Ranger will deconstruct the money graph, to wit:
"Terrorists can attack anywhere, anytime – the threat is real. Over the recent months the continued threats on social media from the Islamic State of Iraq and The Levant (ISIL; also commonly referred to as ISIS) and their influence on domestic extremists demonstrates the lengths that terrorist groups take to threaten our nation and our military communities. ISIL has also expanded their tactics to include cyber-attacks and attempts to exploit private and sensitive information of our military personnel and their families. These risks pertain directly to Retired Soldiers, just as they do the entire Army community."
A sophomore creative writing undergrad would recognize the weakness presented here as fact, courtesy the United States Army. The breakdown begins with opening statement: "Terrorists can attack anywhere, anytime."

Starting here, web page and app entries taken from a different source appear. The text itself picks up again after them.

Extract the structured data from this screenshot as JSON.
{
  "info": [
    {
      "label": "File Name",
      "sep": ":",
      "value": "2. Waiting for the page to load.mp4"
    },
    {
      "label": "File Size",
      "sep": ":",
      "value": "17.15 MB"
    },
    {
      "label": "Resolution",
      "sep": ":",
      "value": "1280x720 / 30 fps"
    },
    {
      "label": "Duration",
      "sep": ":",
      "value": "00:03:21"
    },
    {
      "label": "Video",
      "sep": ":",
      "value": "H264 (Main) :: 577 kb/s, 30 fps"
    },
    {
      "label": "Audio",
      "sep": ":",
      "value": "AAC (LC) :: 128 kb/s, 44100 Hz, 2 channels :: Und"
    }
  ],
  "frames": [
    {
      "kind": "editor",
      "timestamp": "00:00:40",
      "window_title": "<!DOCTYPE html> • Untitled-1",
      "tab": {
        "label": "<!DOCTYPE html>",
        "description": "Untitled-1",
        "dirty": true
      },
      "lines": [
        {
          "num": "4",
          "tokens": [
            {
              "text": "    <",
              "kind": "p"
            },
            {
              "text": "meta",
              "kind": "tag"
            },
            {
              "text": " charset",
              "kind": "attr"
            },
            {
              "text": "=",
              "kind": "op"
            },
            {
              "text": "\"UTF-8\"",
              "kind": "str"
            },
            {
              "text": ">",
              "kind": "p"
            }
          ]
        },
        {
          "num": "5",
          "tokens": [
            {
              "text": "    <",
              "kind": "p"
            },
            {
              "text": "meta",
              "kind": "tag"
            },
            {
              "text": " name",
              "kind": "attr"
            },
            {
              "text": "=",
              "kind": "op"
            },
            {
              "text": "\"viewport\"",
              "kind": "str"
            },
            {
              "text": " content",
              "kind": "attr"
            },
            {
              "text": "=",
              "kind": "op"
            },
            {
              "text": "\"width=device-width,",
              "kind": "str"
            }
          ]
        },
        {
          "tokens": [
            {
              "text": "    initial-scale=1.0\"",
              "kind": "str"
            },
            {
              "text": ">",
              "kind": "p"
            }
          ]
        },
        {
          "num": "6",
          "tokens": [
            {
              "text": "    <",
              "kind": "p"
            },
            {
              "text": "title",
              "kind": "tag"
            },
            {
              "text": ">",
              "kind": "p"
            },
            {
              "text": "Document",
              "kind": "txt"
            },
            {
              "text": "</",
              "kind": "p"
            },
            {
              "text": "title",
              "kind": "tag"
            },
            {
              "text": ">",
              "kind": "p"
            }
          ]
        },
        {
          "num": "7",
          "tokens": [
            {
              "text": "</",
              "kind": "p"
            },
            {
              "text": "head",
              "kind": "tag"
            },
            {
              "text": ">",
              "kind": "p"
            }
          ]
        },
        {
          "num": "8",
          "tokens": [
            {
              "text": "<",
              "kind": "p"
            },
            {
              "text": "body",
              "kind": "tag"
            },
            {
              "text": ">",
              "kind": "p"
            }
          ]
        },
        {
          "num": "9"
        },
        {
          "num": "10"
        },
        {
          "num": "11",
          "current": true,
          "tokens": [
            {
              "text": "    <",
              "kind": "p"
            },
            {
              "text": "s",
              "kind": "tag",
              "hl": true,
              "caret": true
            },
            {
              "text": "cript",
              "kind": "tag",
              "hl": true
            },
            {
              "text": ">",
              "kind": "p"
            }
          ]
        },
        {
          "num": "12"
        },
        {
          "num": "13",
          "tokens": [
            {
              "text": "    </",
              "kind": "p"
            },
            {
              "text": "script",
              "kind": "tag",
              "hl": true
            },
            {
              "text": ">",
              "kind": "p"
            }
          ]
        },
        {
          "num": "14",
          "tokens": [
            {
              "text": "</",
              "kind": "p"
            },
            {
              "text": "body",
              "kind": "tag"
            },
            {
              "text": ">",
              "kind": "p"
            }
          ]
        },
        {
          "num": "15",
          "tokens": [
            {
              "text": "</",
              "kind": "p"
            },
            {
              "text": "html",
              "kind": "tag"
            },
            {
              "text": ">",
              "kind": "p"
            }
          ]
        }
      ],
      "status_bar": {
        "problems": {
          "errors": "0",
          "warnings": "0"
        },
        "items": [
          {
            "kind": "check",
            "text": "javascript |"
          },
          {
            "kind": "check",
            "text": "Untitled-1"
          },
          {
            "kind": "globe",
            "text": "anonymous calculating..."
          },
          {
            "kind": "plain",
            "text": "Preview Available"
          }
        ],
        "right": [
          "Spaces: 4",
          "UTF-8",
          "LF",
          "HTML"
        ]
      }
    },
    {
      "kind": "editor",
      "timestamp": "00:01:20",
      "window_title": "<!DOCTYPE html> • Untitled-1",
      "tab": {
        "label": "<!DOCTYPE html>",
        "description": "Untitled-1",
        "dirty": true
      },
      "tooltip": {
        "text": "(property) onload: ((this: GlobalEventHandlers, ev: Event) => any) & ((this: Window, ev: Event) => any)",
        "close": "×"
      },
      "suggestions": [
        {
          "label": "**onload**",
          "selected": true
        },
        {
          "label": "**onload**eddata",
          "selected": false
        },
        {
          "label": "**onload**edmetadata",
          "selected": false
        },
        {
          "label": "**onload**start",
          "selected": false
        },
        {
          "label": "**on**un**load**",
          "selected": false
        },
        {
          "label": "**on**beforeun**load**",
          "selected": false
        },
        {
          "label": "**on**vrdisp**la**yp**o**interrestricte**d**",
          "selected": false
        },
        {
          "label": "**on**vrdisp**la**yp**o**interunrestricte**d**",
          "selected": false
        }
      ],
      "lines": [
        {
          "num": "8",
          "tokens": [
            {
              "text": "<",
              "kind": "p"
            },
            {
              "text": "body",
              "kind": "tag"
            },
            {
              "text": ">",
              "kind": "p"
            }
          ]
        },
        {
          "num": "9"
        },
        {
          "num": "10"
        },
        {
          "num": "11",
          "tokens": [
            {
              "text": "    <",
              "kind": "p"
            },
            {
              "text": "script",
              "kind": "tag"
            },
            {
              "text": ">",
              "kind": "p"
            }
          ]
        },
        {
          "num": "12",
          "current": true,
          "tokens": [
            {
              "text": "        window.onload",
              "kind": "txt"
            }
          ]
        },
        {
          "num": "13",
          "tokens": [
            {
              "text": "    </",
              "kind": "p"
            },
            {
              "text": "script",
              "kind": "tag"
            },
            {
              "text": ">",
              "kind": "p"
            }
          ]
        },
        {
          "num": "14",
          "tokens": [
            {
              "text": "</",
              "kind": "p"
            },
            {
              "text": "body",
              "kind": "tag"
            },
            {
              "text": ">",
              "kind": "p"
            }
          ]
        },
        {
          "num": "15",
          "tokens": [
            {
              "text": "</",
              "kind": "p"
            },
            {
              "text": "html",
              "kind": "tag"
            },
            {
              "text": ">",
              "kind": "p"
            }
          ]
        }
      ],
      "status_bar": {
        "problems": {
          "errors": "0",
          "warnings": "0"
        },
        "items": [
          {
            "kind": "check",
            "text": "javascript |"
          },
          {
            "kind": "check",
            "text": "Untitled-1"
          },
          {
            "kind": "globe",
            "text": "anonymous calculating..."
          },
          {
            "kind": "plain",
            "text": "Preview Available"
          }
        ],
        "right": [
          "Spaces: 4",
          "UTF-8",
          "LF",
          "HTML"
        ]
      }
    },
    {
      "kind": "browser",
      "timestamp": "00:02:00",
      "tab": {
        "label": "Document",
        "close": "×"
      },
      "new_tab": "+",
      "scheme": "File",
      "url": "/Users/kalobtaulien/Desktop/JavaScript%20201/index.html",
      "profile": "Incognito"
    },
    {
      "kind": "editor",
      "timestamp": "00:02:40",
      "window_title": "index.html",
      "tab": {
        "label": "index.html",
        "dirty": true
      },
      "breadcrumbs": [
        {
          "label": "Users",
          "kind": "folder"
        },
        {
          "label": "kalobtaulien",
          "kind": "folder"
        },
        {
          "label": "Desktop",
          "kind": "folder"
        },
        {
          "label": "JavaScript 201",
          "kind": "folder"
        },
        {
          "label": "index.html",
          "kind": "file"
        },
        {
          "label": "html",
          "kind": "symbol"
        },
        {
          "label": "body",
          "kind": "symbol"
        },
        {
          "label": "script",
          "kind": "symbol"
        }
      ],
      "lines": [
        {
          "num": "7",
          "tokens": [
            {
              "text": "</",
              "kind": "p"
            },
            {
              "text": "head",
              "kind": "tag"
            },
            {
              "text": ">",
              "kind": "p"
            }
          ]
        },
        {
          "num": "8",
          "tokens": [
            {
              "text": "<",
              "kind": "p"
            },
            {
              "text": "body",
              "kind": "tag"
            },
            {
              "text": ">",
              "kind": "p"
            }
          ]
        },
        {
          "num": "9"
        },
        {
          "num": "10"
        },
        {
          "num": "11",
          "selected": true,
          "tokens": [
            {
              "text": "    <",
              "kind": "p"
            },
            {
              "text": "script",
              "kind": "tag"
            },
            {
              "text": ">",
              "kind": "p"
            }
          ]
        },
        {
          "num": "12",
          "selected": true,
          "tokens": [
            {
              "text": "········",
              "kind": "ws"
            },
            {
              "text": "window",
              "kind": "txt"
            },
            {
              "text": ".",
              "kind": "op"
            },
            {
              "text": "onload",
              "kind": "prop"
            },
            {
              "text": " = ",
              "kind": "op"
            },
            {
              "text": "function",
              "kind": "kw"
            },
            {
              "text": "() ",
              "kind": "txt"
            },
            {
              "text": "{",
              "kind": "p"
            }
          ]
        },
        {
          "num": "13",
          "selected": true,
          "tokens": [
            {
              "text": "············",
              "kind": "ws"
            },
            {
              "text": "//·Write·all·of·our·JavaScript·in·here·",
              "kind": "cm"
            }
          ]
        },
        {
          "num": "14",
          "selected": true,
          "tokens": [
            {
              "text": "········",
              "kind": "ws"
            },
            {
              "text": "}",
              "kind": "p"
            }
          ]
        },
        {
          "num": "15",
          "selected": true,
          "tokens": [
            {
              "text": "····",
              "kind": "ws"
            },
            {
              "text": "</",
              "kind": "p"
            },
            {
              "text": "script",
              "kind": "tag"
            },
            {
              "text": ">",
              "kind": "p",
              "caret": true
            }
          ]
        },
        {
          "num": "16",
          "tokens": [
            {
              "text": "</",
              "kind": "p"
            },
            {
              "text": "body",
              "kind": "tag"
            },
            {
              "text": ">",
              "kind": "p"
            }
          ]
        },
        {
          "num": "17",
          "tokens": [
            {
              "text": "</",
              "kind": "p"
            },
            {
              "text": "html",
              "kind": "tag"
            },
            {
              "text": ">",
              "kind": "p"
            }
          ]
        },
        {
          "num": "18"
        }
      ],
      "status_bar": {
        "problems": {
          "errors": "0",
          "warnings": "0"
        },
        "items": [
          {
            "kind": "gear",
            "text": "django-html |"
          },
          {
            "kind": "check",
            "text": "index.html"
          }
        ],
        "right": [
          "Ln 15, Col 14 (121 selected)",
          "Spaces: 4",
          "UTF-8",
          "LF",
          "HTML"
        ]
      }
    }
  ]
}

Is that true? Can you think of somewhere they could not? How about a nuclear (surety) weapons storage area, the protection of which is the job of the Army, after all. So, no -- not anywhere; check one.
Next: "(T)he continued threats on social media from the Islamic State of Iraq and The Levant (ISIL; also commonly referred to as ISIS) . . . demonstrates the lengths that terrorist groups take to threaten our nation and our military communities." OK -- "social media threats" -- certainly is not a nice thing to do. We call such people "trolls", and what they do is BULLYING. When they act on their threats, they become criminals.
Bullying certainly has its own corrosive quality, but do WE need to be "always ready, always alert"? Maybe we could just farm out that set of feelings over to the people paid to monitor such transmissions on a daily basis. That IS what they are paid for, after all, and it would cut down on our psychotherapy bills and Unisom consumption, something that would be good for an overworked, over-stressed population, no?
Aren't Terrorists a Level One threat? If they are out "to exploit private and sensitive information of our military personnel and their families," and "(T)hese risks pertain directly to Retired Soldiers, just as they do the entire Army community," tell us what these tactics entail so that we might be proactive about it. Instead we are fed a vague miasma of fear, riding on the tails of the aura created around terror groups.
Further: the piece is predicated on a falsehood: ISIL is not a terror organization. IS has a military chain of command, their members wear uniforms, carry weapons and attack military targets. They do not conform to the international laws of war.
The last fact does not render them terrorists, but rather War Criminals. Possibly they could be convicted under "crimes against humanity", but the evidence favors war criminal prosecution. A paragraph full of lies and half-truths, courtesy your U.S. Army.
You can sleep well, tonight, despite the fact that rough men stand ready to scare you witless.
[Cross-posted @ milpub.]